- _What you will do_:
Look through the lines below and extract any with the word "value".

##### Data for this task

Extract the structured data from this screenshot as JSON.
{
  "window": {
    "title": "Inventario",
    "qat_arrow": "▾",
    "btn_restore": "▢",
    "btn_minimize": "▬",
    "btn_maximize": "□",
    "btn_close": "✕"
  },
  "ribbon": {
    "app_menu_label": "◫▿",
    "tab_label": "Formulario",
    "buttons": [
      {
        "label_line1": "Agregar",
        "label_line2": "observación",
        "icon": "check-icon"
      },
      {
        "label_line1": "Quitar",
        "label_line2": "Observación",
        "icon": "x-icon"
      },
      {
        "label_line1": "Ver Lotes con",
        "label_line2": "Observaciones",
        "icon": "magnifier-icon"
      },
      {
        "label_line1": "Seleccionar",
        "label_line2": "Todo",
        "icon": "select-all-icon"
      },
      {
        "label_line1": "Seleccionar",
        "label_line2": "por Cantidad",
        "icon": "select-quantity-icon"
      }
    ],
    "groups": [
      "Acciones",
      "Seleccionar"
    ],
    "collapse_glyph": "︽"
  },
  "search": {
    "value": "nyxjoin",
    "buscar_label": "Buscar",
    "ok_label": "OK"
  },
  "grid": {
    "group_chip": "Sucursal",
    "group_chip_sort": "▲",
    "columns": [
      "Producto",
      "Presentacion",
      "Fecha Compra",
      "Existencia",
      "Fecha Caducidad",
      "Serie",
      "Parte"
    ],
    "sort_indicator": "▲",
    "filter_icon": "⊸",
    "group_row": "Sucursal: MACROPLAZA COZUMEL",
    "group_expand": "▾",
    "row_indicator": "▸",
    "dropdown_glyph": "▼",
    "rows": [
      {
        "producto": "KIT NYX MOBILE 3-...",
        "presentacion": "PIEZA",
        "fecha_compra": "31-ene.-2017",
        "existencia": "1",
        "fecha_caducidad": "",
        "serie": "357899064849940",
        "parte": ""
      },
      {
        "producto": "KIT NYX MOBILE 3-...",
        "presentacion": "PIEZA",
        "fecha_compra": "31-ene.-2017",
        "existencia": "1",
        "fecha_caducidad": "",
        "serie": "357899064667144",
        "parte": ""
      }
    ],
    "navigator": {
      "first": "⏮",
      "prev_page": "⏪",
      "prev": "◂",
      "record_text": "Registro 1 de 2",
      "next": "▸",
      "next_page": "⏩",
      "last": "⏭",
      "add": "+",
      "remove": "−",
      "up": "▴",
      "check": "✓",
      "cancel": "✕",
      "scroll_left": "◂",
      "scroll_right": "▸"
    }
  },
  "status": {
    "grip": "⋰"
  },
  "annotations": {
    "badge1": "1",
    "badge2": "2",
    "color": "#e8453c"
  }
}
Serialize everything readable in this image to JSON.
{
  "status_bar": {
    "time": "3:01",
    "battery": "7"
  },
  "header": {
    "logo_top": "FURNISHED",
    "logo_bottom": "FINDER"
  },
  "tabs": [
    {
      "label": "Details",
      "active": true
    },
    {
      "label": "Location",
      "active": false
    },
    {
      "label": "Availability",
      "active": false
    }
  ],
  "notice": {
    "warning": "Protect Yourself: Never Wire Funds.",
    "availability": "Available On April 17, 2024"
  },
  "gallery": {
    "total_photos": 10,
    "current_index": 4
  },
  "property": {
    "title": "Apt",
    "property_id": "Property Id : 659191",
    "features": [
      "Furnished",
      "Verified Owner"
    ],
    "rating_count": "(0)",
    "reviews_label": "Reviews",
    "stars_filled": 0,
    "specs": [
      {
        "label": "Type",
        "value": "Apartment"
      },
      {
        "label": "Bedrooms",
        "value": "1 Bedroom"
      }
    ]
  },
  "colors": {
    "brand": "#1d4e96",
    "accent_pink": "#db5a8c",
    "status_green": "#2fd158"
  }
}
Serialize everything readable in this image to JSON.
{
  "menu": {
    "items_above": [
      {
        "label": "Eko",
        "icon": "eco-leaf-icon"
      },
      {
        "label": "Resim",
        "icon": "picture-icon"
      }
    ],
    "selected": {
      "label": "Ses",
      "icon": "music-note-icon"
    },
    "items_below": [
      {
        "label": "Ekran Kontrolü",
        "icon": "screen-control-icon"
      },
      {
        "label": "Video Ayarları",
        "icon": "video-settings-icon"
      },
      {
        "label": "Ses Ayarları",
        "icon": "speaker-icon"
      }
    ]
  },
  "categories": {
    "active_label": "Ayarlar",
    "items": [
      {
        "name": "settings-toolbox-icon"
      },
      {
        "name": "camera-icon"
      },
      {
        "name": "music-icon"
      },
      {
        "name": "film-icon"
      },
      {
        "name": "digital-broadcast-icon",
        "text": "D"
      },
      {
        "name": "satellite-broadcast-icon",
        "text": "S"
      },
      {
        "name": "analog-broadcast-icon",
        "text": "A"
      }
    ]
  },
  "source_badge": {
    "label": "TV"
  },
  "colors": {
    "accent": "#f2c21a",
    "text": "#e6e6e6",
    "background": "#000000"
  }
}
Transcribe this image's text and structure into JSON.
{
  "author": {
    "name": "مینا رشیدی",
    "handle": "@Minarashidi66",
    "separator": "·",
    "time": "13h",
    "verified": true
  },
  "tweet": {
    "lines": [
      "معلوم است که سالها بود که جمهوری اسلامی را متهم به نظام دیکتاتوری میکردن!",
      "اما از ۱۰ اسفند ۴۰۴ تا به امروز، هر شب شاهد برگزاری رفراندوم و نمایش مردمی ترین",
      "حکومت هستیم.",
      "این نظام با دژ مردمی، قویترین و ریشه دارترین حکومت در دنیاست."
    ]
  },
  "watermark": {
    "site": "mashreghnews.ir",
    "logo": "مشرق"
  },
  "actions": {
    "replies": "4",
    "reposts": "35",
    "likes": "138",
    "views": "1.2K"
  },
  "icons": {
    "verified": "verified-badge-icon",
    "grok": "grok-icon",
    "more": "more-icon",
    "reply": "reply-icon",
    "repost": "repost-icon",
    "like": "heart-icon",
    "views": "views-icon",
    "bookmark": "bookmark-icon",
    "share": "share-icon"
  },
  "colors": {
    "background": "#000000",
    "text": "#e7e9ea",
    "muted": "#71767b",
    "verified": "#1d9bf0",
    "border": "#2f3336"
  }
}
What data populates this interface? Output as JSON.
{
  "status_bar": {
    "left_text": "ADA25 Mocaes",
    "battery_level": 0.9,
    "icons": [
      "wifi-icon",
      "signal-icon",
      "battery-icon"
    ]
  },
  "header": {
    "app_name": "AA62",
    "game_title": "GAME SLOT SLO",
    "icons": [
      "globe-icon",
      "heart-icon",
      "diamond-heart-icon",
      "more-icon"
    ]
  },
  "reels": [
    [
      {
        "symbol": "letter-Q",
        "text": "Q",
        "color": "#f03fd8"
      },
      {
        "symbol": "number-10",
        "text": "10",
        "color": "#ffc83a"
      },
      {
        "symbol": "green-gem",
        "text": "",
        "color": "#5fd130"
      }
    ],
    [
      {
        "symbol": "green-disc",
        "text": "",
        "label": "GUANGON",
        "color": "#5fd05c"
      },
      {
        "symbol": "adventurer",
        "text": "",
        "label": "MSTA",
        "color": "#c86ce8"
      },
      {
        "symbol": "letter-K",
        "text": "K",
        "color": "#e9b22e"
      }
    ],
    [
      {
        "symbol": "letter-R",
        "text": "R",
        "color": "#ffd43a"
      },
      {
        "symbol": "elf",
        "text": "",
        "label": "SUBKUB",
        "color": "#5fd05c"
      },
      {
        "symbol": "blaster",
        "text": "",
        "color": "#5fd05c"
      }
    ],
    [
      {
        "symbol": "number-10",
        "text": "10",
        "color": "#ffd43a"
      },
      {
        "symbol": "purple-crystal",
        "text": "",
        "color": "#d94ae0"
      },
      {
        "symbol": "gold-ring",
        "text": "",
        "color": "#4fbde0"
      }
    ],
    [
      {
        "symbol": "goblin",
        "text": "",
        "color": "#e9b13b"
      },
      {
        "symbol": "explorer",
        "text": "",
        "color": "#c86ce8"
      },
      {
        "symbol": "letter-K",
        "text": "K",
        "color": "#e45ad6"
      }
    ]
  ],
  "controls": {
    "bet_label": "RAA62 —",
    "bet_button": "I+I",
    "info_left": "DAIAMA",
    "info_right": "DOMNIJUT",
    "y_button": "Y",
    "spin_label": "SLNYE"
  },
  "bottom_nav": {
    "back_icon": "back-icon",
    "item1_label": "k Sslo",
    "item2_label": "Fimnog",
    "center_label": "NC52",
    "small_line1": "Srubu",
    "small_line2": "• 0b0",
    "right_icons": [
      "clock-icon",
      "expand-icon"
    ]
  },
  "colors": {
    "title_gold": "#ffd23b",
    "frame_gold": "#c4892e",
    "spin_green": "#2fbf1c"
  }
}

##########

- _Written solution_:
    "value": "nyxjoin",
        "value": "Apartment"
        "value": "1 Bedroom"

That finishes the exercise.